● **WHAT THE EXERCISE ASKS**
This exercise calls for every record to be set down again, exactly and in full.

● **RECORDED INFORMATION**
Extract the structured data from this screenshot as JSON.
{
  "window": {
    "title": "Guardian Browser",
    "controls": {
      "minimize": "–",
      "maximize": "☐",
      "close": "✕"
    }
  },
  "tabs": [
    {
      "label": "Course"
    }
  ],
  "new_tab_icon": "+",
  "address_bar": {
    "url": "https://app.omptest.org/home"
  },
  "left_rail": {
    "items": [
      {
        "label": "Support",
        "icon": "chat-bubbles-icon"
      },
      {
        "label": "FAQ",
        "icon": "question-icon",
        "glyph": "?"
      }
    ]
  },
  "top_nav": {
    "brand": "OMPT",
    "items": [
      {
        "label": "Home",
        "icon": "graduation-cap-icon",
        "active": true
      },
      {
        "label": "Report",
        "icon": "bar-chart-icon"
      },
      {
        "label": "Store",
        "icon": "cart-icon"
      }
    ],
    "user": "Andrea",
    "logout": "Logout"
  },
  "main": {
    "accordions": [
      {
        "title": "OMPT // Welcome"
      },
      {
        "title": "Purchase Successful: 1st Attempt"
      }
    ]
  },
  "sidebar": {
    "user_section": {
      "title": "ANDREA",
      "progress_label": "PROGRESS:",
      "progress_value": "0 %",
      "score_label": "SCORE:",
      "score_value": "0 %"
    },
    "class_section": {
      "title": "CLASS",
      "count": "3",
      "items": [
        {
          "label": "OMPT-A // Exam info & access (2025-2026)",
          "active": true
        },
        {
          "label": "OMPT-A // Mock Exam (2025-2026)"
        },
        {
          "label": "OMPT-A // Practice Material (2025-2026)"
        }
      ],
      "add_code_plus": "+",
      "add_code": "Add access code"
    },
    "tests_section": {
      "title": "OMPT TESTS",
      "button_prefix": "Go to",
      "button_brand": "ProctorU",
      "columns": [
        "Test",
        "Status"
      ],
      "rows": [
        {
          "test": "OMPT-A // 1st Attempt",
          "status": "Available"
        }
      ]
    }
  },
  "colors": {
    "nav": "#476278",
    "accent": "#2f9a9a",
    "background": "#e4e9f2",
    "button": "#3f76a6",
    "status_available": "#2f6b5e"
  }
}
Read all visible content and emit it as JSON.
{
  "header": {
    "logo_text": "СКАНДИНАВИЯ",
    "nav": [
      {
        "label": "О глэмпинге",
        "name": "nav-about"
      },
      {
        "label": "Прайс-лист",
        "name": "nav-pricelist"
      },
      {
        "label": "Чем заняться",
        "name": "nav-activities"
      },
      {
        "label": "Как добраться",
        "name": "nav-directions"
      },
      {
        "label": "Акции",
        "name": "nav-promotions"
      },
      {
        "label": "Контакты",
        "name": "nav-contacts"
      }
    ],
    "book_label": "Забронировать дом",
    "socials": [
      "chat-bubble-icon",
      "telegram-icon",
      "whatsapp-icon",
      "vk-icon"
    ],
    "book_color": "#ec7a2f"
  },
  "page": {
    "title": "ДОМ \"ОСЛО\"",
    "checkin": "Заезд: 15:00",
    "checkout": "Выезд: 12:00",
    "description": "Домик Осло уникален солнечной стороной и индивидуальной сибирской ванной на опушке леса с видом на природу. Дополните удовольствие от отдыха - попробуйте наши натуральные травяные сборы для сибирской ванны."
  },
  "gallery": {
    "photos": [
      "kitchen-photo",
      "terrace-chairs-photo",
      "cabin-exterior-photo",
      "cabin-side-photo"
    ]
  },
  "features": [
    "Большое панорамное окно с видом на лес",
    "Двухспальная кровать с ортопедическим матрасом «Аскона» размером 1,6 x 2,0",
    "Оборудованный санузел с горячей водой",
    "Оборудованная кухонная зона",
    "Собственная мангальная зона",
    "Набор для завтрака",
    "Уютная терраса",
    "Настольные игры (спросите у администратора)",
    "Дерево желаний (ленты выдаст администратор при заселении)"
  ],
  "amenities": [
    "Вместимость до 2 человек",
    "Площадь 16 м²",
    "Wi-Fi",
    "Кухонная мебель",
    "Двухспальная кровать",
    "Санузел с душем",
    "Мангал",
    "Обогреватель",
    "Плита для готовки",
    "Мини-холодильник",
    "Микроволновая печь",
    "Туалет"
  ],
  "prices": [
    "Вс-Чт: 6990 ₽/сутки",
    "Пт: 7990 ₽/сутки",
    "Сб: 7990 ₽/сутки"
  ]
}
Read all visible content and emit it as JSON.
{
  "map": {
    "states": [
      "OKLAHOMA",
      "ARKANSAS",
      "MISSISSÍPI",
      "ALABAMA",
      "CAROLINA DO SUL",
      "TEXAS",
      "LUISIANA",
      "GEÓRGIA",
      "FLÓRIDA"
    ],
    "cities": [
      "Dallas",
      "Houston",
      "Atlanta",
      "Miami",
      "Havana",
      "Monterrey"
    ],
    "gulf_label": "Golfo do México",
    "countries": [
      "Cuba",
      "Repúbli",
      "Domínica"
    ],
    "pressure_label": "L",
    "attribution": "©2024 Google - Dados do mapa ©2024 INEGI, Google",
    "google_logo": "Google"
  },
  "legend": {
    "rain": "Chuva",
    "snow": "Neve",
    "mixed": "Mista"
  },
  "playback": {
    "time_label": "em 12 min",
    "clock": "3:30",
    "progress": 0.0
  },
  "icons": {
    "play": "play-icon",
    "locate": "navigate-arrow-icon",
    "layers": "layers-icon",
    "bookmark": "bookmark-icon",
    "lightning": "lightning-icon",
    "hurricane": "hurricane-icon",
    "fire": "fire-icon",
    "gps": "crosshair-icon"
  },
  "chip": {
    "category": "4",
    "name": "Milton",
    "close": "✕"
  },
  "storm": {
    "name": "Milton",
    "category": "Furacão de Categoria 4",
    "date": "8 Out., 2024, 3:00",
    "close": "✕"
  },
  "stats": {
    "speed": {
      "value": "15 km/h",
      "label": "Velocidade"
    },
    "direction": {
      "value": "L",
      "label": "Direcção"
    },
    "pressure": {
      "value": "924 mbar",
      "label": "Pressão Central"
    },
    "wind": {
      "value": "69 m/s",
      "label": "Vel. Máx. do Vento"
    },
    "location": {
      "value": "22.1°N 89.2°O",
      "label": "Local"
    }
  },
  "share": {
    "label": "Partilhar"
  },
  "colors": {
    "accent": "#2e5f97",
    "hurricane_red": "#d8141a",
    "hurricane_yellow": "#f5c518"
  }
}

● **RESPONSE FOR THIS EXERCISE**
Extract the structured data from this screenshot as JSON.
{
  "window": {
    "title": "Guardian Browser",
    "controls": {
      "minimize": "–",
      "maximize": "☐",
      "close": "✕"
    }
  },
  "tabs": [
    {
      "label": "Course"
    }
  ],
  "new_tab_icon": "+",
  "address_bar": {
    "url": "https://app.omptest.org/home"
  },
  "left_rail": {
    "items": [
      {
        "label": "Support",
        "icon": "chat-bubbles-icon"
      },
      {
        "label": "FAQ",
        "icon": "question-icon",
        "glyph": "?"
      }
    ]
  },
  "top_nav": {
    "brand": "OMPT",
    "items": [
      {
        "label": "Home",
        "icon": "graduation-cap-icon",
        "active": true
      },
      {
        "label": "Report",
        "icon": "bar-chart-icon"
      },
      {
        "label": "Store",
        "icon": "cart-icon"
      }
    ],
    "user": "Andrea",
    "logout": "Logout"
  },
  "main": {
    "accordions": [
      {
        "title": "OMPT // Welcome"
      },
      {
        "title": "Purchase Successful: 1st Attempt"
      }
    ]
  },
  "sidebar": {
    "user_section": {
      "title": "ANDREA",
      "progress_label": "PROGRESS:",
      "progress_value": "0 %",
      "score_label": "SCORE:",
      "score_value": "0 %"
    },
    "class_section": {
      "title": "CLASS",
      "count": "3",
      "items": [
        {
          "label": "OMPT-A // Exam info & access (2025-2026)",
          "active": true
        },
        {
          "label": "OMPT-A // Mock Exam (2025-2026)"
        },
        {
          "label": "OMPT-A // Practice Material (2025-2026)"
        }
      ],
      "add_code_plus": "+",
      "add_code": "Add access code"
    },
    "tests_section": {
      "title": "OMPT TESTS",
      "button_prefix": "Go to",
      "button_brand": "ProctorU",
      "columns": [
        "Test",
        "Status"
      ],
      "rows": [
        {
          "test": "OMPT-A // 1st Attempt",
          "status": "Available"
        }
      ]
    }
  },
  "colors": {
    "nav": "#476278",
    "accent": "#2f9a9a",
    "background": "#e4e9f2",
    "button": "#3f76a6",
    "status_available": "#2f6b5e"
  }
}
Read all visible content and emit it as JSON.
{
  "header": {
    "logo_text": "СКАНДИНАВИЯ",
    "nav": [
      {
        "label": "О глэмпинге",
        "name": "nav-about"
      },
      {
        "label": "Прайс-лист",
        "name": "nav-pricelist"
      },
      {
        "label": "Чем заняться",
        "name": "nav-activities"
      },
      {
        "label": "Как добраться",
        "name": "nav-directions"
      },
      {
        "label": "Акции",
        "name": "nav-promotions"
      },
      {
        "label": "Контакты",
        "name": "nav-contacts"
      }
    ],
    "book_label": "Забронировать дом",
    "socials": [
      "chat-bubble-icon",
      "telegram-icon",
      "whatsapp-icon",
      "vk-icon"
    ],
    "book_color": "#ec7a2f"
  },
  "page": {
    "title": "ДОМ \"ОСЛО\"",
    "checkin": "Заезд: 15:00",
    "checkout": "Выезд: 12:00",
    "description": "Домик Осло уникален солнечной стороной и индивидуальной сибирской ванной на опушке леса с видом на природу. Дополните удовольствие от отдыха - попробуйте наши натуральные травяные сборы для сибирской ванны."
  },
  "gallery": {
    "photos": [
      "kitchen-photo",
      "terrace-chairs-photo",
      "cabin-exterior-photo",
      "cabin-side-photo"
    ]
  },
  "features": [
    "Большое панорамное окно с видом на лес",
    "Двухспальная кровать с ортопедическим матрасом «Аскона» размером 1,6 x 2,0",
    "Оборудованный санузел с горячей водой",
    "Оборудованная кухонная зона",
    "Собственная мангальная зона",
    "Набор для завтрака",
    "Уютная терраса",
    "Настольные игры (спросите у администратора)",
    "Дерево желаний (ленты выдаст администратор при заселении)"
  ],
  "amenities": [
    "Вместимость до 2 человек",
    "Площадь 16 м²",
    "Wi-Fi",
    "Кухонная мебель",
    "Двухспальная кровать",
    "Санузел с душем",
    "Мангал",
    "Обогреватель",
    "Плита для готовки",
    "Мини-холодильник",
    "Микроволновая печь",
    "Туалет"
  ],
  "prices": [
    "Вс-Чт: 6990 ₽/сутки",
    "Пт: 7990 ₽/сутки",
    "Сб: 7990 ₽/сутки"
  ]
}
Read all visible content and emit it as JSON.
{
  "map": {
    "states": [
      "OKLAHOMA",
      "ARKANSAS",
      "MISSISSÍPI",
      "ALABAMA",
      "CAROLINA DO SUL",
      "TEXAS",
      "LUISIANA",
      "GEÓRGIA",
      "FLÓRIDA"
    ],
    "cities": [
      "Dallas",
      "Houston",
      "Atlanta",
      "Miami",
      "Havana",
      "Monterrey"
    ],
    "gulf_label": "Golfo do México",
    "countries": [
      "Cuba",
      "Repúbli",
      "Domínica"
    ],
    "pressure_label": "L",
    "attribution": "©2024 Google - Dados do mapa ©2024 INEGI, Google",
    "google_logo": "Google"
  },
  "legend": {
    "rain": "Chuva",
    "snow": "Neve",
    "mixed": "Mista"
  },
  "playback": {
    "time_label": "em 12 min",
    "clock": "3:30",
    "progress": 0.0
  },
  "icons": {
    "play": "play-icon",
    "locate": "navigate-arrow-icon",
    "layers": "layers-icon",
    "bookmark": "bookmark-icon",
    "lightning": "lightning-icon",
    "hurricane": "hurricane-icon",
    "fire": "fire-icon",
    "gps": "crosshair-icon"
  },
  "chip": {
    "category": "4",
    "name": "Milton",
    "close": "✕"
  },
  "storm": {
    "name": "Milton",
    "category": "Furacão de Categoria 4",
    "date": "8 Out., 2024, 3:00",
    "close": "✕"
  },
  "stats": {
    "speed": {
      "value": "15 km/h",
      "label": "Velocidade"
    },
    "direction": {
      "value": "L",
      "label": "Direcção"
    },
    "pressure": {
      "value": "924 mbar",
      "label": "Pressão Central"
    },
    "wind": {
      "value": "69 m/s",
      "label": "Vel. Máx. do Vento"
    },
    "location": {
      "value": "22.1°N 89.2°O",
      "label": "Local"
    }
  },
  "share": {
    "label": "Partilhar"
  },
  "colors": {
    "accent": "#2e5f97",
    "hurricane_red": "#d8141a",
    "hurricane_yellow": "#f5c518"
  }
}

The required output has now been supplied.